Go line by line through the entries and show those that hold the string "other".

*** Recorded data Section Begins ***

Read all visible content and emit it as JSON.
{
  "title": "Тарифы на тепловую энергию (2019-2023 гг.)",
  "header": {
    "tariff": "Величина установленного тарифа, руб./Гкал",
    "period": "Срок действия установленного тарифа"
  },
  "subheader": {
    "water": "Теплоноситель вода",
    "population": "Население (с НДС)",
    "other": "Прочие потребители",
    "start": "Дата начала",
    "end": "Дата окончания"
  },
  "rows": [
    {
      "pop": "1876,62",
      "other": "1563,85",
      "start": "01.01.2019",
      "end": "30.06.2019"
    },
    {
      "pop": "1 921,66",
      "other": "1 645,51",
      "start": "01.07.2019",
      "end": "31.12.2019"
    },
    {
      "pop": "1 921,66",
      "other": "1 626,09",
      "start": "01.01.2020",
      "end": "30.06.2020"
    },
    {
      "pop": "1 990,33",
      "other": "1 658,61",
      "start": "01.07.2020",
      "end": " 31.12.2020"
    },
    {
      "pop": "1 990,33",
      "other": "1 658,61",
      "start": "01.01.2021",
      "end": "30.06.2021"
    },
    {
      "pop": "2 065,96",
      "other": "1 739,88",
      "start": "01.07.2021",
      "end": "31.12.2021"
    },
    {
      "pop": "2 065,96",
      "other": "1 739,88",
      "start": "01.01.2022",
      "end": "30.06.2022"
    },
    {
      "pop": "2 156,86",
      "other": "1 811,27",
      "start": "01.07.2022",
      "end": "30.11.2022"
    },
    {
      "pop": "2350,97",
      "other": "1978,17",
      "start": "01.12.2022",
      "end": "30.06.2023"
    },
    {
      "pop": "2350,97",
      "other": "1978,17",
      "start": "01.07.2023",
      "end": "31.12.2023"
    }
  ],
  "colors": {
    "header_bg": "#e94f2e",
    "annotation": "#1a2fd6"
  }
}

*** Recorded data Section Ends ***

### Exercise answer
    "other": "Прочие потребители",
      "other": "1563,85",
      "other": "1 645,51",
      "other": "1 626,09",
      "other": "1 658,61",
      "other": "1 658,61",
      "other": "1 739,88",
      "other": "1 739,88",
      "other": "1 811,27",
      "other": "1978,17",
      "other": "1978,17",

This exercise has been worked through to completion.